A late season snow storm dropped significant snow in the first week of the month (Figure 6). Snow fell from southern Missouri northward to the southwest shore of Lake Superior. Totals ranged from a few inches in Missouri to more than a foot in parts of Iowa, Minnesota, and Wisconsin. The largest totals were in the 17" to 18" range in the latter two states.
 

Severe Weather

Cool spring weather had suppressed severe weather in the Midwest this spring but May brought enough warmth to kick off storms across the region (Figure 7). Tornadoes were reported in Iowa for the first time since May, 2012. Tornadoes also touched down in Minnesota, Wisconsin, Michigan, Missouri, Illinois, and Indiana. Hail and wind damage reports were widespread across the region.
 

Spring Planting

Cool, wet weather had delayed planting through most of April in the region. May brought some windows of opportunity to plant and farmers were ready to take advantage. Corn planting rapidly progressed in May bringing it near the 5-year average after being way behind at the beginning of the month. Areas further east were at or slightly ahead of the average while areas to the west were still behind the average by a few days. Soybean planting remained a little further behind in the western half of the region.

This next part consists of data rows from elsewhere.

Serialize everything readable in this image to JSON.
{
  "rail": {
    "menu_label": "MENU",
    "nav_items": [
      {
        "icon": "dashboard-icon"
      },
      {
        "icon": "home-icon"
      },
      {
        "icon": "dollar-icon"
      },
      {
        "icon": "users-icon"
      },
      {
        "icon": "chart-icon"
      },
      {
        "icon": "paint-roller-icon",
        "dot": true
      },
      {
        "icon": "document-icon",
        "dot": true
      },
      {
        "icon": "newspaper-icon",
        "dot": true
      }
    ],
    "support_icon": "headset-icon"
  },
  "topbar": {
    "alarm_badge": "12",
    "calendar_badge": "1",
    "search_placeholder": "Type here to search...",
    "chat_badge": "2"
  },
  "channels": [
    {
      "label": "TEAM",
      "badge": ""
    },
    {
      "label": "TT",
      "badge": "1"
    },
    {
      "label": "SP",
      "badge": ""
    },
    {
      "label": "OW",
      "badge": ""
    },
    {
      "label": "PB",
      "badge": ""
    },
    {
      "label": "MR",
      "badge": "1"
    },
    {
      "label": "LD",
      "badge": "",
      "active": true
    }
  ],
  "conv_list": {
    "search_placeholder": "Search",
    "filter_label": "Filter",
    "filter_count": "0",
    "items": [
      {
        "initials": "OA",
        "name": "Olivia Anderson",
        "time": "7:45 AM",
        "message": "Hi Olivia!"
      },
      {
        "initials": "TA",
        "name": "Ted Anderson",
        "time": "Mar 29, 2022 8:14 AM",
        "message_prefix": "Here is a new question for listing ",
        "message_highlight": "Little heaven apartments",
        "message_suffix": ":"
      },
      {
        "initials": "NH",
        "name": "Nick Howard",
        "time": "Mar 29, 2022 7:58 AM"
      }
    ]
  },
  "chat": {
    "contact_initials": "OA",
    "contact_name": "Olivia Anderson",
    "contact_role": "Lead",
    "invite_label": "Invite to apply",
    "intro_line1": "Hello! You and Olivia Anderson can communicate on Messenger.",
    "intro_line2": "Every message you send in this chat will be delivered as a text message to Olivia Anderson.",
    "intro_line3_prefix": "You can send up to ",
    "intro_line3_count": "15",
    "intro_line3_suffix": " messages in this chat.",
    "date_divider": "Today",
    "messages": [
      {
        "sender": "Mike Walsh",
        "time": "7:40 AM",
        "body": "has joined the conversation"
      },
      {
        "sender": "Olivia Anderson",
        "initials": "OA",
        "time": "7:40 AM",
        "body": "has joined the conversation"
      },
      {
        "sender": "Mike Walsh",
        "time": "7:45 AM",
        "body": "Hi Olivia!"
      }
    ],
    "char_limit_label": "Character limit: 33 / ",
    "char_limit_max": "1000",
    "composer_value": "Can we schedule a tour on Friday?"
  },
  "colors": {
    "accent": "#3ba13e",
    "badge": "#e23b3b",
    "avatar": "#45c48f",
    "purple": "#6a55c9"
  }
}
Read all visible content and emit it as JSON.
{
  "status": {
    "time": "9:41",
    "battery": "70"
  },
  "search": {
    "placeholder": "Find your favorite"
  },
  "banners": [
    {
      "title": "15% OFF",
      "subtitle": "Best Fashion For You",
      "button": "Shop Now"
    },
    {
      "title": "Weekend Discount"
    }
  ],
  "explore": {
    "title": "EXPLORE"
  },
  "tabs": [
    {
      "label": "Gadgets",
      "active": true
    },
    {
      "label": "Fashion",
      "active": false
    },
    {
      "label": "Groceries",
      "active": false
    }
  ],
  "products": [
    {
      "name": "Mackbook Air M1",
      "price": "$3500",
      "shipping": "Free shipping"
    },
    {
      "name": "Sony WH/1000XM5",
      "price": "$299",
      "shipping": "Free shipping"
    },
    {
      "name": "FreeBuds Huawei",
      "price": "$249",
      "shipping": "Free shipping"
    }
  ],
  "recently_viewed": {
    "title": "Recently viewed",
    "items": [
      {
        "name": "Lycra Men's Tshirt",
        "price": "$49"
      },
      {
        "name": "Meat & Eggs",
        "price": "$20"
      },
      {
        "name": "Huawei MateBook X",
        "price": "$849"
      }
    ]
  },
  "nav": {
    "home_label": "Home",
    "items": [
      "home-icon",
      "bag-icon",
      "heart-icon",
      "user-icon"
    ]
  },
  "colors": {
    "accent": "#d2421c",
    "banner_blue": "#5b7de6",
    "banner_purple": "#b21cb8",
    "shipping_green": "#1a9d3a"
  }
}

June 2 Crop Progress (% of crop planted)
 
Corn
Soybeans
 
2013
5-year
average
       
2013
5-year
average
Illinois
91
95
49
69
Indiana
94
88
76
66
Iowa
88
99
44
91
Kentucky
91
94
30
51
Michigan
94
92
78
74
Minnesota
87
98
55
88
Missouri
86
94
36
55
Ohio
98
86
89
70
Wisconsin
74
94
43
80

-MST-